WHAT YOU SHOULD DO
Without the pictures, retype each line below exactly as it stands.

PROVIDED ENTRIES
__________________________________________________

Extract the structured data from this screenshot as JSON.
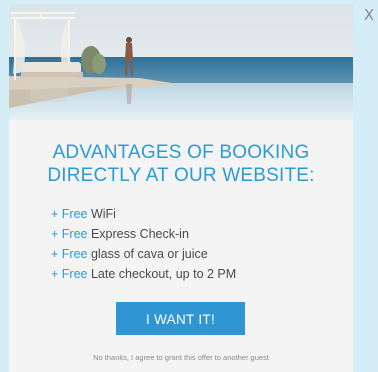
{
  "popup": {
    "close_label": "X",
    "headline_line1": "ADVANTAGES OF BOOKING",
    "headline_line2": "DIRECTLY AT OUR WEBSITE:",
    "benefits": [
      {
        "prefix": "+ Free ",
        "text": "WiFi"
      },
      {
        "prefix": "+ Free ",
        "text": "Express Check-in"
      },
      {
        "prefix": "+ Free ",
        "text": "glass of cava or juice"
      },
      {
        "prefix": "+ Free ",
        "text": "Late checkout, up to 2 PM"
      }
    ],
    "cta_label": "I WANT IT!",
    "decline_label": "No thanks, I agree to grant this offer to another guest"
  },
  "colors": {
    "accent": "#2b9bd4",
    "button": "#2f96d3",
    "card_bg": "#f4f4f4",
    "page_bg": "#d4edf6"
  }
}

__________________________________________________

TASK RESPONSE
Extract the structured data from this screenshot as JSON.
{
  "popup": {
    "close_label": "X",
    "headline_line1": "ADVANTAGES OF BOOKING",
    "headline_line2": "DIRECTLY AT OUR WEBSITE:",
    "benefits": [
      {
        "prefix": "+ Free ",
        "text": "WiFi"
      },
      {
        "prefix": "+ Free ",
        "text": "Express Check-in"
      },
      {
        "prefix": "+ Free ",
        "text": "glass of cava or juice"
      },
      {
        "prefix": "+ Free ",
        "text": "Late checkout, up to 2 PM"
      }
    ],
    "cta_label": "I WANT IT!",
    "decline_label": "No thanks, I agree to grant this offer to another guest"
  },
  "colors": {
    "accent": "#2b9bd4",
    "button": "#2f96d3",
    "card_bg": "#f4f4f4",
    "page_bg": "#d4edf6"
  }
}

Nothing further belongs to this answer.